- **TASK GOAL**
Take each line of the data that contains the string "value" and copy it.

Interface dataset entries
┌──

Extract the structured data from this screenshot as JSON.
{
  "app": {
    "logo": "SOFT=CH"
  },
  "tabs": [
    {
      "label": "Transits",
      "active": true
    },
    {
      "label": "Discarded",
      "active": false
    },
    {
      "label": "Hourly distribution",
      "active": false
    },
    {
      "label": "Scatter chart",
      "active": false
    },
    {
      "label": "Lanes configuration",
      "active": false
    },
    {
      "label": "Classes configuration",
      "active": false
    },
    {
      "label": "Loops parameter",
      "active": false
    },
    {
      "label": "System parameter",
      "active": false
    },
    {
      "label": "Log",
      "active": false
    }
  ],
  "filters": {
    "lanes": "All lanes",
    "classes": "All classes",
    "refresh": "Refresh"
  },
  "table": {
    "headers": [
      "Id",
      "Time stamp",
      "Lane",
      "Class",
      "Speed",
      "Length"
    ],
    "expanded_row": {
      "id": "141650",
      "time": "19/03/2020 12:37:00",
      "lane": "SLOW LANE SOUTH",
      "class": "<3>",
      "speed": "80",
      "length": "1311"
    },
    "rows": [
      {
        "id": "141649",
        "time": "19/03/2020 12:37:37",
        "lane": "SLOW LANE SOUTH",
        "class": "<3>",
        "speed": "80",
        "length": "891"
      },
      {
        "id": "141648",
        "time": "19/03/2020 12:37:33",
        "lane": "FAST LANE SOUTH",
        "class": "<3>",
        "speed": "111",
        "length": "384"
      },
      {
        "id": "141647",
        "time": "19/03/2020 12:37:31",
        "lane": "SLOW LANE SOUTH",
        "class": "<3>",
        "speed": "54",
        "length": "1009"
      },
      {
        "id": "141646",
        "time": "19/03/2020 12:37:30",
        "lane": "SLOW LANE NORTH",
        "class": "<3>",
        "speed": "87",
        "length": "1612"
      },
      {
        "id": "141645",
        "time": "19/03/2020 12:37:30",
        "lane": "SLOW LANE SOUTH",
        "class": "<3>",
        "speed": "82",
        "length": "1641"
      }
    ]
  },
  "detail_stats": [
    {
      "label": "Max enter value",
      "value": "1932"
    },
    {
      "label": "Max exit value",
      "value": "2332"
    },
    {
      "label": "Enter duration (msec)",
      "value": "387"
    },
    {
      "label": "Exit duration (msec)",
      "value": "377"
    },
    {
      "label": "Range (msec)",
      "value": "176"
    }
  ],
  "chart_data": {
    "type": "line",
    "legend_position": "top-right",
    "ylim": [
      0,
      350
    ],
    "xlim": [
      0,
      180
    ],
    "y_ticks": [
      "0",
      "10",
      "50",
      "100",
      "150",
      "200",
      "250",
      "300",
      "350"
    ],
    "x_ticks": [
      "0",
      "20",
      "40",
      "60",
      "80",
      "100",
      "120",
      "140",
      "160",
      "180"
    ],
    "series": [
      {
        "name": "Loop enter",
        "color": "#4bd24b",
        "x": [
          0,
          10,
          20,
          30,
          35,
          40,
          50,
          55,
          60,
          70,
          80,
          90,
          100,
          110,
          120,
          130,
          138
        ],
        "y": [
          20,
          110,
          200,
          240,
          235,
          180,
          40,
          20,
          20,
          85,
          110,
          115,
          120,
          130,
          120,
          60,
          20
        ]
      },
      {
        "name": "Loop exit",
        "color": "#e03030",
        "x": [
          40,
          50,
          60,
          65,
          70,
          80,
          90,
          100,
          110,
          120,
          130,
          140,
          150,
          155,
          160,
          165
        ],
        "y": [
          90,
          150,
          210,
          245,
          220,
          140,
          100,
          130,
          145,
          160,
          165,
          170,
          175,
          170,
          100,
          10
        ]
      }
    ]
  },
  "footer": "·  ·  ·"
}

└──

- **TASK SOLUTION**
      "label": "Max enter value",
      "value": "1932"
      "label": "Max exit value",
      "value": "2332"
      "value": "387"
      "value": "377"
      "value": "176"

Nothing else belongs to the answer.